» **Work order**: Could you work out how many lines of the material below hold "playlist"? Only the number is needed.

» **Task material**:
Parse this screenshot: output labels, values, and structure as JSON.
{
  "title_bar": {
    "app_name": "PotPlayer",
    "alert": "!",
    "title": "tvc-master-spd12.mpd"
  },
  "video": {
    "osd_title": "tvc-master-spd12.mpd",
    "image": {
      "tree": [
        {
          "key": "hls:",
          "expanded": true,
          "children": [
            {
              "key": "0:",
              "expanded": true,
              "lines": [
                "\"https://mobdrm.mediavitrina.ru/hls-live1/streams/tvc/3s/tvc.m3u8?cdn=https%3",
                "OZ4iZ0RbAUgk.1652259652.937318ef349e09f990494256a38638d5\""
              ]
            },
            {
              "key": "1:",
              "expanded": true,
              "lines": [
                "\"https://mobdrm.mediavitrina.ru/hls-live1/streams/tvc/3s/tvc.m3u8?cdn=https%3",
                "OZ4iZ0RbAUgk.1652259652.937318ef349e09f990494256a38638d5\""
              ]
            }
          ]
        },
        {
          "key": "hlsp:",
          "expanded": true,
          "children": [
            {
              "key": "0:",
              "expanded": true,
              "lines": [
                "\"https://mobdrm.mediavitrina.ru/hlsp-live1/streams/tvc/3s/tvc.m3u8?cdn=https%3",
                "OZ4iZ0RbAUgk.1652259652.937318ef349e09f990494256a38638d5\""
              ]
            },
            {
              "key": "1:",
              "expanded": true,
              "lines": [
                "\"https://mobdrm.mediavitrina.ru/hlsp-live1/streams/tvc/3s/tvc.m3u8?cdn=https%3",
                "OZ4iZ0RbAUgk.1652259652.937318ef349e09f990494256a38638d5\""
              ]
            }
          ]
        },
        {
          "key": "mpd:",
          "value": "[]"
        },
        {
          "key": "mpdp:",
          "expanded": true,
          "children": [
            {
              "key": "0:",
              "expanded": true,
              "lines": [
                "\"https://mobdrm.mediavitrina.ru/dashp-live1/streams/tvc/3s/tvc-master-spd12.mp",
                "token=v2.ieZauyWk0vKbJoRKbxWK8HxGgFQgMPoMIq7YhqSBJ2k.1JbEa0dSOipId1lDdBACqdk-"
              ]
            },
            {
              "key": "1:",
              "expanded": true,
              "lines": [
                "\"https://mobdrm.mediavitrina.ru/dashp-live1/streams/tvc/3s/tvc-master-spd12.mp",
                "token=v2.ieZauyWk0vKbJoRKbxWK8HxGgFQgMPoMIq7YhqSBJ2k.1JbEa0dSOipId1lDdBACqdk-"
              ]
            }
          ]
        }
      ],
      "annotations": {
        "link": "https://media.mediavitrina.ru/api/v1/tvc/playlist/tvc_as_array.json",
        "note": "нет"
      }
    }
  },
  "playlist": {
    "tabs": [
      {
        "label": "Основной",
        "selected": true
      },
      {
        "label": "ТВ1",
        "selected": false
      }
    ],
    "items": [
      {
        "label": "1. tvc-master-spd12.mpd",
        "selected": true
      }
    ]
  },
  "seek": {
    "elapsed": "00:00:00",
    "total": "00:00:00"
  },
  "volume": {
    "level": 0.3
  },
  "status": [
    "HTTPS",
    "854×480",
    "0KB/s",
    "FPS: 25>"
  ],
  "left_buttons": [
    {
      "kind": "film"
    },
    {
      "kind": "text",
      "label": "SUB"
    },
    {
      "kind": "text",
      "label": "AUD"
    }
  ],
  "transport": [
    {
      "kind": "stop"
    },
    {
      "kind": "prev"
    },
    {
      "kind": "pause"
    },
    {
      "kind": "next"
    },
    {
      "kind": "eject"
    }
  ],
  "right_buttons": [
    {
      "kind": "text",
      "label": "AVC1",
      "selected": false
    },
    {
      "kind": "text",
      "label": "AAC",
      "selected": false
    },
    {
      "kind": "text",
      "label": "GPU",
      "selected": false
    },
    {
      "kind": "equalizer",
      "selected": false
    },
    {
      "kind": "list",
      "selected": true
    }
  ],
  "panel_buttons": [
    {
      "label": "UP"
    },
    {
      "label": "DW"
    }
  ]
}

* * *

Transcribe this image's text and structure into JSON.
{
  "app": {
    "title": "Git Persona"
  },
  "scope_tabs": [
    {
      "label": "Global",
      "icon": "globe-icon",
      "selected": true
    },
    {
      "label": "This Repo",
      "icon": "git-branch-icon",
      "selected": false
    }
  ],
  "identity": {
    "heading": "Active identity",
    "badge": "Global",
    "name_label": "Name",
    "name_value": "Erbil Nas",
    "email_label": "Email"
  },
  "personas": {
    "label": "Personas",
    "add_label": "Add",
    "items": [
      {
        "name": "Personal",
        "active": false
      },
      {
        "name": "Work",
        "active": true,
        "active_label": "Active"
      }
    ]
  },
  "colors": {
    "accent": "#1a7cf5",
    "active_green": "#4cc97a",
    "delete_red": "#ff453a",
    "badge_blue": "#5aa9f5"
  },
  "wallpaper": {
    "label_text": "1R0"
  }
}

» **Answer to this exercise**: 2